▶ _TASK BRIEF_
In the records that follow, locate every line with "JSON" and extract it.

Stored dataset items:
__________
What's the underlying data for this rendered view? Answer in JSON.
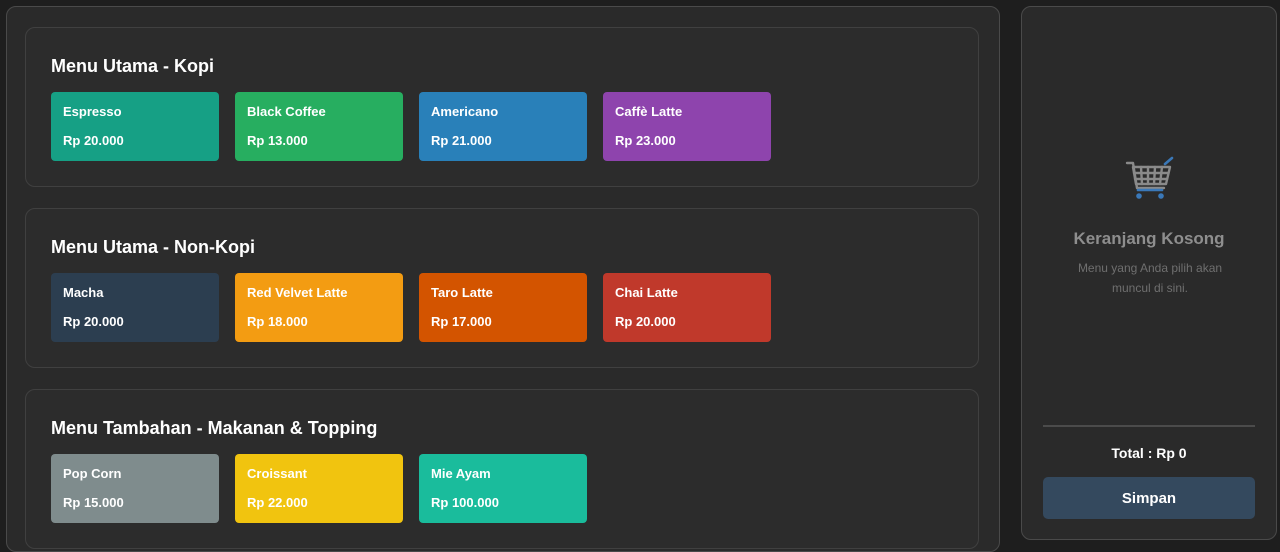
{
  "sections": [
    {
      "title": "Menu Utama - Kopi",
      "items": [
        {
          "name": "Espresso",
          "price": "Rp 20.000",
          "color": "#16a085"
        },
        {
          "name": "Black Coffee",
          "price": "Rp 13.000",
          "color": "#27ae60"
        },
        {
          "name": "Americano",
          "price": "Rp 21.000",
          "color": "#2980b9"
        },
        {
          "name": "Caffè Latte",
          "price": "Rp 23.000",
          "color": "#8e44ad"
        }
      ]
    },
    {
      "title": "Menu Utama - Non-Kopi",
      "items": [
        {
          "name": "Macha",
          "price": "Rp 20.000",
          "color": "#2c3e50"
        },
        {
          "name": "Red Velvet Latte",
          "price": "Rp 18.000",
          "color": "#f39c12"
        },
        {
          "name": "Taro Latte",
          "price": "Rp 17.000",
          "color": "#d35400"
        },
        {
          "name": "Chai Latte",
          "price": "Rp 20.000",
          "color": "#c0392b"
        }
      ]
    },
    {
      "title": "Menu Tambahan - Makanan & Topping",
      "items": [
        {
          "name": "Pop Corn",
          "price": "Rp 15.000",
          "color": "#7f8c8d"
        },
        {
          "name": "Croissant",
          "price": "Rp 22.000",
          "color": "#f1c40f"
        },
        {
          "name": "Mie Ayam",
          "price": "Rp 100.000",
          "color": "#1abc9c"
        }
      ]
    }
  ],
  "cart": {
    "icon": "shopping-cart-icon",
    "empty_title": "Keranjang Kosong",
    "empty_description": "Menu yang Anda pilih akan muncul di sini.",
    "total": "Total : Rp 0",
    "save_label": "Simpan"
  }
}
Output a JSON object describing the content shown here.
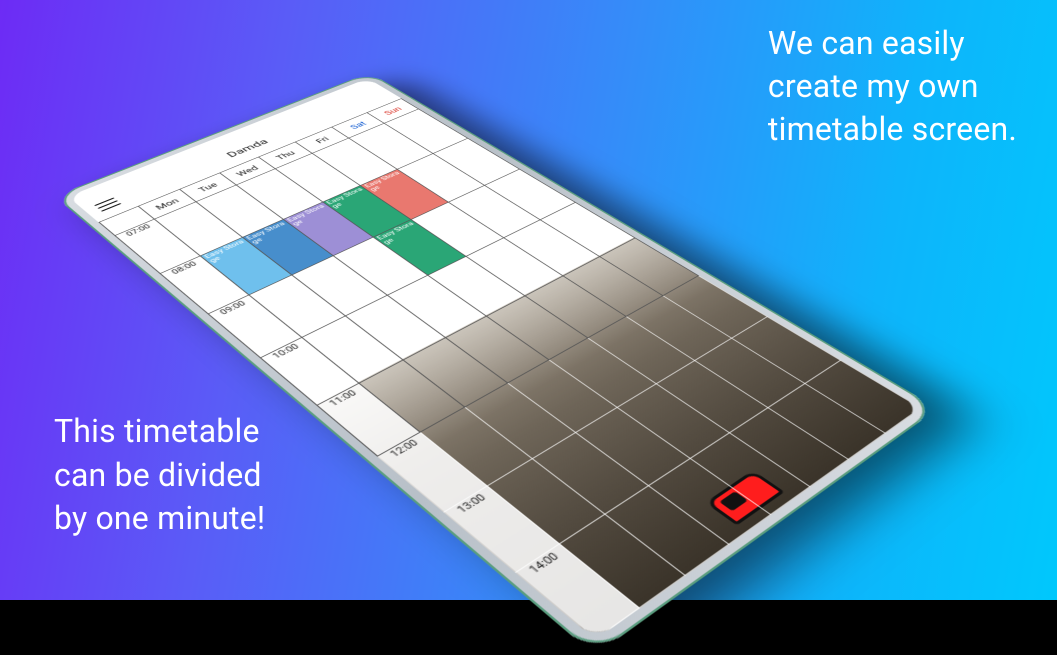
{
  "captions": {
    "top": "We can easily\ncreate my own\ntimetable screen.",
    "bottom": "This timetable\ncan be divided\nby one minute!"
  },
  "app": {
    "title": "Damda"
  },
  "days": [
    "Mon",
    "Tue",
    "Wed",
    "Thu",
    "Fri",
    "Sat",
    "Sun"
  ],
  "times": [
    "07:00",
    "08:00",
    "09:00",
    "10:00",
    "11:00",
    "12:00",
    "13:00",
    "14:00"
  ],
  "timetable": {
    "event_label": "Easy Storage",
    "events": [
      {
        "day": "Mon",
        "start": "08:00",
        "color": "c1"
      },
      {
        "day": "Tue",
        "start": "08:00",
        "color": "c2"
      },
      {
        "day": "Wed",
        "start": "08:00",
        "color": "c3"
      },
      {
        "day": "Thu",
        "start": "08:00",
        "color": "c4"
      },
      {
        "day": "Fri",
        "start": "08:00",
        "color": "c5"
      },
      {
        "day": "Thu",
        "start": "09:00",
        "color": "c4"
      }
    ]
  }
}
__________
▶ _OUTPUT OF THE TASK_
What's the underlying data for this rendered view? Answer in JSON.
Output a JSON object describing the content shown here.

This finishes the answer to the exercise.